> _Work to complete_
Exact reproduction of all the data is required, with pictures excluded.
====== Study material ======
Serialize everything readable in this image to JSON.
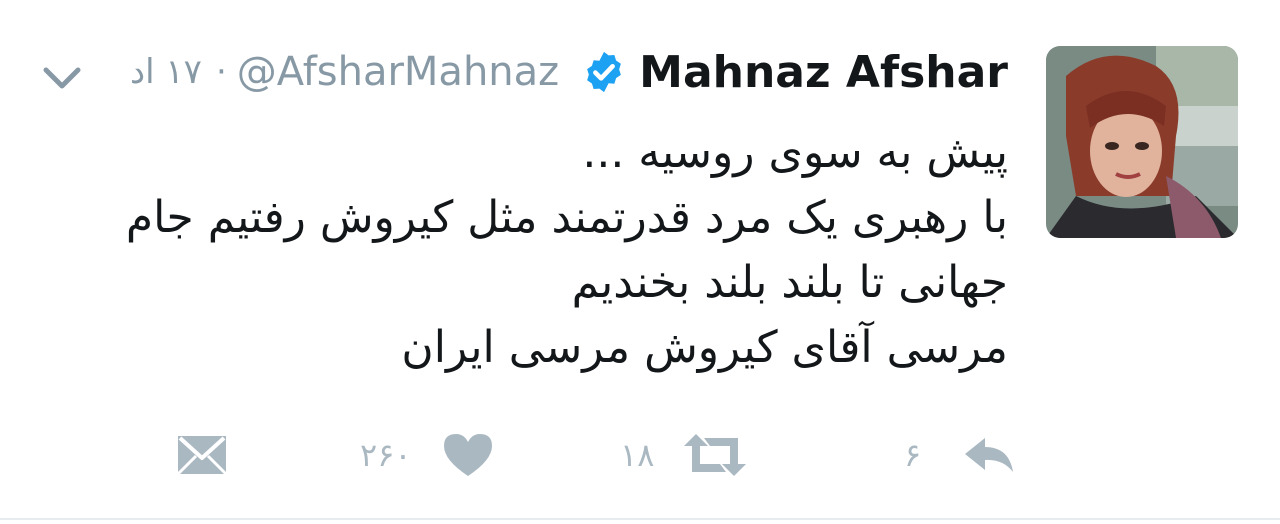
{
  "author": {
    "name": "Mahnaz Afshar",
    "handle": "@AfsharMahnaz",
    "time": "۱۷ اد",
    "separator": "·",
    "verified": true
  },
  "tweet": {
    "lines": [
      "پیش به سوی روسیه ...",
      "با رهبری یک مرد قدرتمند مثل کیروش رفتیم جام",
      "جهانی تا بلند بلند بخندیم",
      "مرسی آقای کیروش مرسی ایران"
    ]
  },
  "actions": {
    "reply_count": "۶",
    "retweet_count": "۱۸",
    "like_count": "۲۶۰"
  },
  "icons": {
    "menu": "chevron-down-icon",
    "verified": "verified-badge-icon",
    "reply": "reply-icon",
    "retweet": "retweet-icon",
    "like": "heart-icon",
    "message": "direct-message-icon"
  },
  "colors": {
    "name": "#14171a",
    "muted": "#8899a6",
    "action_icon": "#aab8c2",
    "verified": "#1da1f2"
  }
}
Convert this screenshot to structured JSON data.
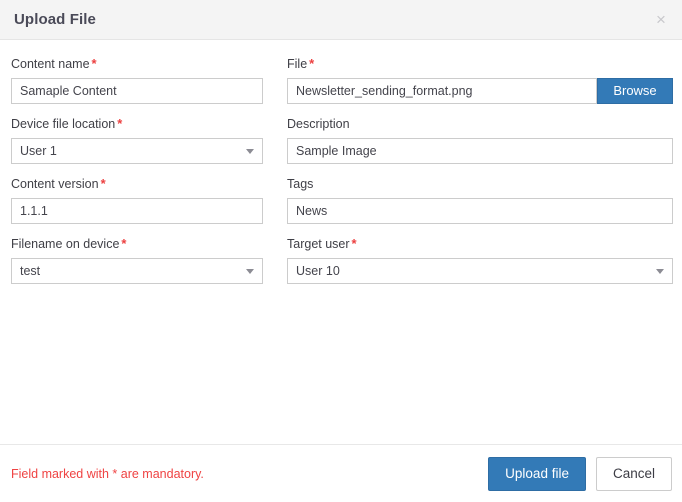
{
  "dialog": {
    "title": "Upload File",
    "close_icon": "close-icon",
    "close_label": "×"
  },
  "form": {
    "fields": [
      {
        "id": "content-name",
        "label": "Content name",
        "required": true,
        "type": "text",
        "value": "Samaple Content",
        "placeholder": ""
      },
      {
        "id": "file",
        "label": "File",
        "required": true,
        "type": "file",
        "value": "Newsletter_sending_format.png",
        "placeholder": "",
        "browse_label": "Browse"
      },
      {
        "id": "device-file-location",
        "label": "Device file location",
        "required": true,
        "type": "select",
        "value": "User 1",
        "caret_icon": "chevron-down-icon"
      },
      {
        "id": "description",
        "label": "Description",
        "required": false,
        "type": "text",
        "value": "Sample Image",
        "placeholder": ""
      },
      {
        "id": "content-version",
        "label": "Content version",
        "required": true,
        "type": "text",
        "value": "1.1.1",
        "placeholder": ""
      },
      {
        "id": "tags",
        "label": "Tags",
        "required": false,
        "type": "text",
        "value": "News",
        "placeholder": ""
      },
      {
        "id": "filename-on-device",
        "label": "Filename on device",
        "required": true,
        "type": "select",
        "value": "test",
        "caret_icon": "chevron-down-icon"
      },
      {
        "id": "target-user",
        "label": "Target user",
        "required": true,
        "type": "select",
        "value": "User 10",
        "caret_icon": "chevron-down-icon"
      }
    ],
    "required_marker": "*"
  },
  "footer": {
    "mandatory_note": "Field marked with * are mandatory.",
    "submit_label": "Upload file",
    "cancel_label": "Cancel"
  },
  "colors": {
    "accent": "#337ab7",
    "required": "#ec3f3f",
    "note": "#ef4343",
    "header_bg": "#f4f4f4",
    "border": "#cccccc"
  }
}
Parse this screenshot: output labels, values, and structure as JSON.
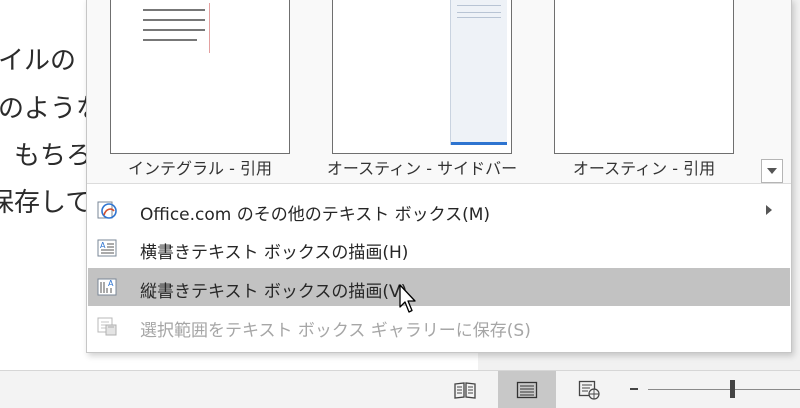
{
  "document": {
    "lines": [
      "イルの",
      "のような",
      "もちろ",
      "保存して"
    ]
  },
  "gallery": {
    "thumbnails": [
      {
        "label": "インテグラル - 引用",
        "icon": "integral-quote-thumbnail"
      },
      {
        "label": "オースティン - サイドバー",
        "icon": "austin-sidebar-thumbnail"
      },
      {
        "label": "オースティン - 引用",
        "icon": "austin-quote-thumbnail"
      }
    ],
    "scroll_icon": "chevron-down-icon",
    "menu_items": [
      {
        "label": "Office.com のその他のテキスト ボックス(M)",
        "icon": "office-com-icon",
        "has_submenu": true,
        "state": "normal"
      },
      {
        "label": "横書きテキスト ボックスの描画(H)",
        "icon": "horizontal-textbox-icon",
        "has_submenu": false,
        "state": "normal"
      },
      {
        "label": "縦書きテキスト ボックスの描画(V)",
        "icon": "vertical-textbox-icon",
        "has_submenu": false,
        "state": "hover"
      },
      {
        "label": "選択範囲をテキスト ボックス ギャラリーに保存(S)",
        "icon": "save-to-gallery-icon",
        "has_submenu": false,
        "state": "disabled"
      }
    ]
  },
  "statusbar": {
    "views": [
      {
        "name": "read-mode-icon",
        "active": false
      },
      {
        "name": "print-layout-icon",
        "active": true
      },
      {
        "name": "web-layout-icon",
        "active": false
      }
    ],
    "zoom_out_label": "-"
  },
  "colors": {
    "hover_bg": "#c2c2c2",
    "disabled_text": "#a6a6a6",
    "accent_blue": "#2e74d0"
  }
}
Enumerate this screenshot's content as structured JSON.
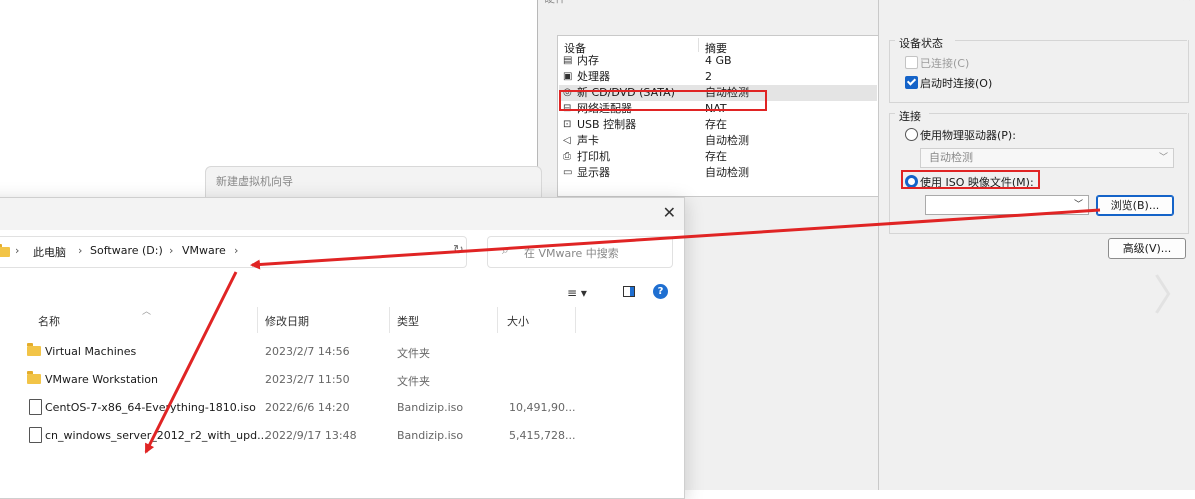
{
  "hw": {
    "title": "硬件",
    "close_glyph": "✕",
    "dev_col_header": "设备",
    "sum_col_header": "摘要",
    "devices": [
      {
        "name": "内存",
        "summary": "4 GB",
        "icon": "memory-icon",
        "glyph": "▤"
      },
      {
        "name": "处理器",
        "summary": "2",
        "icon": "cpu-icon",
        "glyph": "▣"
      },
      {
        "name": "新 CD/DVD (SATA)",
        "summary": "自动检测",
        "icon": "cd-dvd-icon",
        "glyph": "◎",
        "selected": true
      },
      {
        "name": "网络适配器",
        "summary": "NAT",
        "icon": "network-icon",
        "glyph": "⊟"
      },
      {
        "name": "USB 控制器",
        "summary": "存在",
        "icon": "usb-icon",
        "glyph": "⊡"
      },
      {
        "name": "声卡",
        "summary": "自动检测",
        "icon": "sound-icon",
        "glyph": "◁"
      },
      {
        "name": "打印机",
        "summary": "存在",
        "icon": "printer-icon",
        "glyph": "⎙"
      },
      {
        "name": "显示器",
        "summary": "自动检测",
        "icon": "display-icon",
        "glyph": "▭"
      }
    ],
    "device_status": {
      "title": "设备状态",
      "connected": "已连接(C)",
      "connect_on_power": "启动时连接(O)"
    },
    "connection": {
      "title": "连接",
      "physical_drive": "使用物理驱动器(P):",
      "physical_value": "自动检测",
      "iso_image": "使用 ISO 映像文件(M):",
      "iso_value": "",
      "browse": "浏览(B)..."
    },
    "advanced": "高级(V)..."
  },
  "wizard": {
    "title": "新建虚拟机向导"
  },
  "explorer": {
    "close_glyph": "✕",
    "breadcrumb": [
      "此电脑",
      "Software (D:)",
      "VMware"
    ],
    "sep": "›",
    "search_placeholder": "在 VMware 中搜索",
    "columns": {
      "name": "名称",
      "date": "修改日期",
      "type": "类型",
      "size": "大小"
    },
    "view_menu": "≡ ▾",
    "help": "?",
    "files": [
      {
        "name": "Virtual Machines",
        "date": "2023/2/7 14:56",
        "type": "文件夹",
        "size": "",
        "kind": "folder"
      },
      {
        "name": "VMware Workstation",
        "date": "2023/2/7 11:50",
        "type": "文件夹",
        "size": "",
        "kind": "folder"
      },
      {
        "name": "CentOS-7-x86_64-Everything-1810.iso",
        "date": "2022/6/6 14:20",
        "type": "Bandizip.iso",
        "size": "10,491,90...",
        "kind": "file"
      },
      {
        "name": "cn_windows_server_2012_r2_with_upd...",
        "date": "2022/9/17 13:48",
        "type": "Bandizip.iso",
        "size": "5,415,728...",
        "kind": "file"
      }
    ]
  },
  "colors": {
    "accent": "#1463c8",
    "highlight": "#e02424",
    "folder": "#f2c447"
  }
}
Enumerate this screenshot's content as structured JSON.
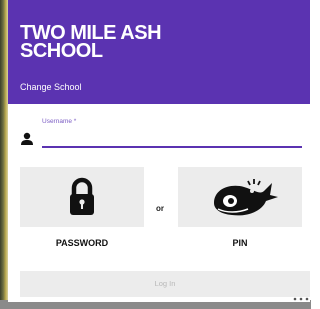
{
  "header": {
    "school_name": "TWO MILE ASH SCHOOL",
    "change_school": "Change School",
    "background_color": "#5b33b1"
  },
  "login": {
    "username_label": "Username *",
    "username_value": "",
    "accent_color": "#5b33b1"
  },
  "options": {
    "password_label": "PASSWORD",
    "or_label": "or",
    "pin_label": "PIN",
    "password_icon": "padlock-icon",
    "pin_icon": "whale-icon"
  },
  "actions": {
    "login_label": "Log In",
    "login_enabled": false
  }
}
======
> _Finished task_
Serialize everything readable in this image to JSON.
{
  "author": {
    "name": "Mahnaz Afshar",
    "handle": "@AfsharMahnaz",
    "time": "۱۷ اد",
    "separator": "·",
    "verified": true
  },
  "tweet": {
    "lines": [
      "پیش به سوی روسیه ...",
      "با رهبری یک مرد قدرتمند مثل کیروش رفتیم جام",
      "جهانی تا بلند بلند بخندیم",
      "مرسی آقای کیروش مرسی ایران"
    ]
  },
  "actions": {
    "reply_count": "۶",
    "retweet_count": "۱۸",
    "like_count": "۲۶۰"
  },
  "icons": {
    "menu": "chevron-down-icon",
    "verified": "verified-badge-icon",
    "reply": "reply-icon",
    "retweet": "retweet-icon",
    "like": "heart-icon",
    "message": "direct-message-icon"
  },
  "colors": {
    "name": "#14171a",
    "muted": "#8899a6",
    "action_icon": "#aab8c2",
    "verified": "#1da1f2"
  }
}
Convert this screenshot to structured JSON data.
{
  "dialog": {
    "title": "Upload File",
    "close_icon": "close-icon",
    "close_label": "×"
  },
  "form": {
    "fields": [
      {
        "id": "content-name",
        "label": "Content name",
        "required": true,
        "type": "text",
        "value": "Samaple Content",
        "placeholder": ""
      },
      {
        "id": "file",
        "label": "File",
        "required": true,
        "type": "file",
        "value": "Newsletter_sending_format.png",
        "placeholder": "",
        "browse_label": "Browse"
      },
      {
        "id": "device-file-location",
        "label": "Device file location",
        "required": true,
        "type": "select",
        "value": "User 1",
        "caret_icon": "chevron-down-icon"
      },
      {
        "id": "description",
        "label": "Description",
        "required": false,
        "type": "text",
        "value": "Sample Image",
        "placeholder": ""
      },
      {
        "id": "content-version",
        "label": "Content version",
        "required": true,
        "type": "text",
        "value": "1.1.1",
        "placeholder": ""
      },
      {
        "id": "tags",
        "label": "Tags",
        "required": false,
        "type": "text",
        "value": "News",
        "placeholder": ""
      },
      {
        "id": "filename-on-device",
        "label": "Filename on device",
        "required": true,
        "type": "select",
        "value": "test",
        "caret_icon": "chevron-down-icon"
      },
      {
        "id": "target-user",
        "label": "Target user",
        "required": true,
        "type": "select",
        "value": "User 10",
        "caret_icon": "chevron-down-icon"
      }
    ],
    "required_marker": "*"
  },
  "footer": {
    "mandatory_note": "Field marked with * are mandatory.",
    "submit_label": "Upload file",
    "cancel_label": "Cancel"
  },
  "colors": {
    "accent": "#337ab7",
    "required": "#ec3f3f",
    "note": "#ef4343",
    "header_bg": "#f4f4f4",
    "border": "#cccccc"
  }
}
Parse this screenshot: output labels, values, and structure as JSON.
{
  "document": {
    "lines": [
      "イルの",
      "のような",
      "もちろ",
      "保存して"
    ]
  },
  "gallery": {
    "thumbnails": [
      {
        "label": "インテグラル - 引用",
        "icon": "integral-quote-thumbnail"
      },
      {
        "label": "オースティン - サイドバー",
        "icon": "austin-sidebar-thumbnail"
      },
      {
        "label": "オースティン - 引用",
        "icon": "austin-quote-thumbnail"
      }
    ],
    "scroll_icon": "chevron-down-icon",
    "menu_items": [
      {
        "label": "Office.com のその他のテキスト ボックス(M)",
        "icon": "office-com-icon",
        "has_submenu": true,
        "state": "normal"
      },
      {
        "label": "横書きテキスト ボックスの描画(H)",
        "icon": "horizontal-textbox-icon",
        "has_submenu": false,
        "state": "normal"
      },
      {
        "label": "縦書きテキスト ボックスの描画(V)",
        "icon": "vertical-textbox-icon",
        "has_submenu": false,
        "state": "hover"
      },
      {
        "label": "選択範囲をテキスト ボックス ギャラリーに保存(S)",
        "icon": "save-to-gallery-icon",
        "has_submenu": false,
        "state": "disabled"
      }
    ]
  },
  "statusbar": {
    "views": [
      {
        "name": "read-mode-icon",
        "active": false
      },
      {
        "name": "print-layout-icon",
        "active": true
      },
      {
        "name": "web-layout-icon",
        "active": false
      }
    ],
    "zoom_out_label": "-"
  },
  "colors": {
    "hover_bg": "#c2c2c2",
    "disabled_text": "#a6a6a6",
    "accent_blue": "#2e74d0"
  }
}
Enumerate this screenshot's content as structured JSON.
{
  "hw": {
    "title": "硬件",
    "close_glyph": "✕",
    "dev_col_header": "设备",
    "sum_col_header": "摘要",
    "devices": [
      {
        "name": "内存",
        "summary": "4 GB",
        "icon": "memory-icon",
        "glyph": "▤"
      },
      {
        "name": "处理器",
        "summary": "2",
        "icon": "cpu-icon",
        "glyph": "▣"
      },
      {
        "name": "新 CD/DVD (SATA)",
        "summary": "自动检测",
        "icon": "cd-dvd-icon",
        "glyph": "◎",
        "selected": true
      },
      {
        "name": "网络适配器",
        "summary": "NAT",
        "icon": "network-icon",
        "glyph": "⊟"
      },
      {
        "name": "USB 控制器",
        "summary": "存在",
        "icon": "usb-icon",
        "glyph": "⊡"
      },
      {
        "name": "声卡",
        "summary": "自动检测",
        "icon": "sound-icon",
        "glyph": "◁"
      },
      {
        "name": "打印机",
        "summary": "存在",
        "icon": "printer-icon",
        "glyph": "⎙"
      },
      {
        "name": "显示器",
        "summary": "自动检测",
        "icon": "display-icon",
        "glyph": "▭"
      }
    ],
    "device_status": {
      "title": "设备状态",
      "connected": "已连接(C)",
      "connect_on_power": "启动时连接(O)"
    },
    "connection": {
      "title": "连接",
      "physical_drive": "使用物理驱动器(P):",
      "physical_value": "自动检测",
      "iso_image": "使用 ISO 映像文件(M):",
      "iso_value": "",
      "browse": "浏览(B)..."
    },
    "advanced": "高级(V)..."
  },
  "wizard": {
    "title": "新建虚拟机向导"
  },
  "explorer": {
    "close_glyph": "✕",
    "breadcrumb": [
      "此电脑",
      "Software (D:)",
      "VMware"
    ],
    "sep": "›",
    "search_placeholder": "在 VMware 中搜索",
    "columns": {
      "name": "名称",
      "date": "修改日期",
      "type": "类型",
      "size": "大小"
    },
    "view_menu": "≡ ▾",
    "help": "?",
    "files": [
      {
        "name": "Virtual Machines",
        "date": "2023/2/7 14:56",
        "type": "文件夹",
        "size": "",
        "kind": "folder"
      },
      {
        "name": "VMware Workstation",
        "date": "2023/2/7 11:50",
        "type": "文件夹",
        "size": "",
        "kind": "folder"
      },
      {
        "name": "CentOS-7-x86_64-Everything-1810.iso",
        "date": "2022/6/6 14:20",
        "type": "Bandizip.iso",
        "size": "10,491,90...",
        "kind": "file"
      },
      {
        "name": "cn_windows_server_2012_r2_with_upd...",
        "date": "2022/9/17 13:48",
        "type": "Bandizip.iso",
        "size": "5,415,728...",
        "kind": "file"
      }
    ]
  },
  "colors": {
    "accent": "#1463c8",
    "highlight": "#e02424",
    "folder": "#f2c447"
  }
}
Enumerate this screenshot's content as structured JSON.
{
  "header": {
    "school_name": "TWO MILE ASH SCHOOL",
    "change_school": "Change School",
    "background_color": "#5b33b1"
  },
  "login": {
    "username_label": "Username *",
    "username_value": "",
    "accent_color": "#5b33b1"
  },
  "options": {
    "password_label": "PASSWORD",
    "or_label": "or",
    "pin_label": "PIN",
    "password_icon": "padlock-icon",
    "pin_icon": "whale-icon"
  },
  "actions": {
    "login_label": "Log In",
    "login_enabled": false
  }
}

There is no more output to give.